2. Every week little old Beverly Ann and her husband wheel their walkers up and down the farmers’ market stalls. They don’t buy much but they do peruse the items and say hi to the booth vendors. At one point one of the vendors notices that it’s only Beverly Ann who’s coming anymore and he asks about her husband. Turns out he had to be put into a nearby assisted living facility. As you can imagine, Beverly Ann is touched that a vendor even remembered her husband and asked after him. But can you imagine how touched Beverly Ann is when that vendor rounds up a few other vendors and, working with the assisted living manager, puts on a quarterly ‘farmers’ market’ on the grounds of the assisted living facility. Not only does Beverly Ann get to attend the farmers’ market with her husband once again, but the families of the other residents and even nearby neighbors start looking forward to the events and do their shopping there. In this case, being aware and noticing other people has built a new outlet for this vendor and strong brand loyalty amongst the families of those living there.
3. One family-run company (which will be showcased here in a few weeks) invites local families to a community pumpkin carving event the Sunday before Halloween and then lights the more than 1200 jack o’ lanterns, for 3 nights over Halloween. They don’t make any money off of this (and likely lose money on the actual event itself) but when it comes time for area families to purchase their corn or pumpkins do you think they head to the big supermarket chain or the farm that provides them with a sense of community? The lack of community so many of us feel is a void that small businesses can step into and fill and you would be surprised by the gratitude you’ll receive in exchange.

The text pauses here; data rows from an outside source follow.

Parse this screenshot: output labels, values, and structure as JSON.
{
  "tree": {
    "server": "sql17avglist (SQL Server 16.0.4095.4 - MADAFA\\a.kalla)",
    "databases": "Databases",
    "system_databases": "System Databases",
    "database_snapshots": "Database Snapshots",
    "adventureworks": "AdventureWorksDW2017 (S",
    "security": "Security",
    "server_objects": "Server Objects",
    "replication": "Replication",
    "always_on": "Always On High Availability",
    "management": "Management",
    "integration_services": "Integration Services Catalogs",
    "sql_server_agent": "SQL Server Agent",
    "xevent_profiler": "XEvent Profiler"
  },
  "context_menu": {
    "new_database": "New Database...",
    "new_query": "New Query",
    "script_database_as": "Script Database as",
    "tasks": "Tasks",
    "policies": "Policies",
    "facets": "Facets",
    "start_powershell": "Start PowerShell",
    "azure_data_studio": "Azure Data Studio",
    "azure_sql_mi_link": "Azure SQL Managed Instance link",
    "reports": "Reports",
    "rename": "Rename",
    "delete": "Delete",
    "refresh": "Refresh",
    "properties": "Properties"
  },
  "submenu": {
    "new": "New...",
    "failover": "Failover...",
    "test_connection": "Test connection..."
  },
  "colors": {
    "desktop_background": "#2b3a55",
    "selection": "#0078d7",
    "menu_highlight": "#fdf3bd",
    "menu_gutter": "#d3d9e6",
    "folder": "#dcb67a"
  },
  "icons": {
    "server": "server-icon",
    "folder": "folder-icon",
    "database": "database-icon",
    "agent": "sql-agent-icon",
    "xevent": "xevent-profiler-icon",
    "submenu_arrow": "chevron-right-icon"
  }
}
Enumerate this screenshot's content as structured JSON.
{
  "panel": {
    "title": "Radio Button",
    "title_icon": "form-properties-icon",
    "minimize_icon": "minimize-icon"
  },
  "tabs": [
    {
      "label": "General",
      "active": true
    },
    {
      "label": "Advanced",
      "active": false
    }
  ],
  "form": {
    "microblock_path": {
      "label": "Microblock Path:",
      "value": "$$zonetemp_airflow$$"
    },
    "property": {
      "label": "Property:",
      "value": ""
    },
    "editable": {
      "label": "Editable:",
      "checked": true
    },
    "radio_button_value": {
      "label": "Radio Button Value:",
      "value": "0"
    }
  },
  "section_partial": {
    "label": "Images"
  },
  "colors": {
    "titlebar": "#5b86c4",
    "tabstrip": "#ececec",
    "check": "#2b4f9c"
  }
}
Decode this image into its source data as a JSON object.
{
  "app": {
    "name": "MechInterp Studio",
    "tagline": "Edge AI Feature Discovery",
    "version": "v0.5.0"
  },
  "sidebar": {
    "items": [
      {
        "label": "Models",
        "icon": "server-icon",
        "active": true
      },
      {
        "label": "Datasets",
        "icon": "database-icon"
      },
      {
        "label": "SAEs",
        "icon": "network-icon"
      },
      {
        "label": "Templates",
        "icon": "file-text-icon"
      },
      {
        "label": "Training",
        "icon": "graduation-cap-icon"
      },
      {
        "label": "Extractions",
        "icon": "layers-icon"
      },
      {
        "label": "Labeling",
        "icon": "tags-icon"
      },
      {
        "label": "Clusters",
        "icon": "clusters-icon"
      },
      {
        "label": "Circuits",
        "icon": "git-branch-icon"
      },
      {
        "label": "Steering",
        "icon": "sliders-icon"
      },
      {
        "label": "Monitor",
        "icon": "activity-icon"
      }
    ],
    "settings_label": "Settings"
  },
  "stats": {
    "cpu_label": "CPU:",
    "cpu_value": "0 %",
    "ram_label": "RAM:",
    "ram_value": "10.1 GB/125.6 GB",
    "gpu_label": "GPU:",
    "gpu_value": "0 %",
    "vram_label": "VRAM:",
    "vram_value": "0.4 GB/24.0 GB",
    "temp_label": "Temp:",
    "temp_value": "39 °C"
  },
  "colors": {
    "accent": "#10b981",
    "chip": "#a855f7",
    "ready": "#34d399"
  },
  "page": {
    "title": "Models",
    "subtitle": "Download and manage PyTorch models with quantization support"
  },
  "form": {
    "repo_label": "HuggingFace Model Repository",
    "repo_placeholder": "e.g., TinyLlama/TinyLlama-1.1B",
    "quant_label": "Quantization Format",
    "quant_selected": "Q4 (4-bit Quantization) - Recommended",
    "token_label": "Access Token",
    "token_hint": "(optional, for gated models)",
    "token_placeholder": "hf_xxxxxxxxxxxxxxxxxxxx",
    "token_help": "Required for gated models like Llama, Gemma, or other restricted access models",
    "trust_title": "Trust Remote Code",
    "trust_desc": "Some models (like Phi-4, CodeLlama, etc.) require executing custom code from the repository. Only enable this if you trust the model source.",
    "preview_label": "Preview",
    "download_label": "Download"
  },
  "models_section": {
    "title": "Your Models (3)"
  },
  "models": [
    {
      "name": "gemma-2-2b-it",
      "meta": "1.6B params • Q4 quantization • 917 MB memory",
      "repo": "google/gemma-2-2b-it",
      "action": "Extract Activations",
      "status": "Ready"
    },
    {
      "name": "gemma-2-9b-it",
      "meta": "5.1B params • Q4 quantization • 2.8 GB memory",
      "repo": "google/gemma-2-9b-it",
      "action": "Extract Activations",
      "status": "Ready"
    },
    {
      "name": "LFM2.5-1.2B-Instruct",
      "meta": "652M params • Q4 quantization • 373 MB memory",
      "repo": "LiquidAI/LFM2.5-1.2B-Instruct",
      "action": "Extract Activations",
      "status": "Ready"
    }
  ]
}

4. A lingerie retailer works closely with her local hospital and will gladly come in early or stay late to help women who need to be fitted for bras following breast cancer surgeries. This isn’t something she advertises, it’s the hospital who shares the information with their patients, and much of the surgical bras she sells is at cost. Even though this takes up her time, her goal is to make every woman feel beautiful again. Where do you think these women tell their friends to shop? The big box “Secret” shops or the retailer who goes out of her way to make them feel safe, comfortable, and beautiful? The simple act of showing compassion is something society seems to be lacking these days. If you can provide that in a truly genuine manner you will have customers for life.
We, as small businesses, may not have the capability to buy in the technology and mine through data to customize our customers’ experiences, but yet, when you think about it, we don’t need to. Somewhere along the way in society’s quest for bigger, faster, better, we forgot that treating one another like human beings is the best business strategy there is. If we’re doing our job well in the first place and we’re engaging with customers be it online or in person, and trying to make connections with people and treat everyone with the utmost of respect and compassion, then we will always ‘out data’ the Big Data. Amazon may be able to tell me that the Juicer 8000 is on sale, but they can’t ask, like you can, if my breakfast juices have made me feel better or offer up suggestions about substituting one ingredient over another in the drinks themselves.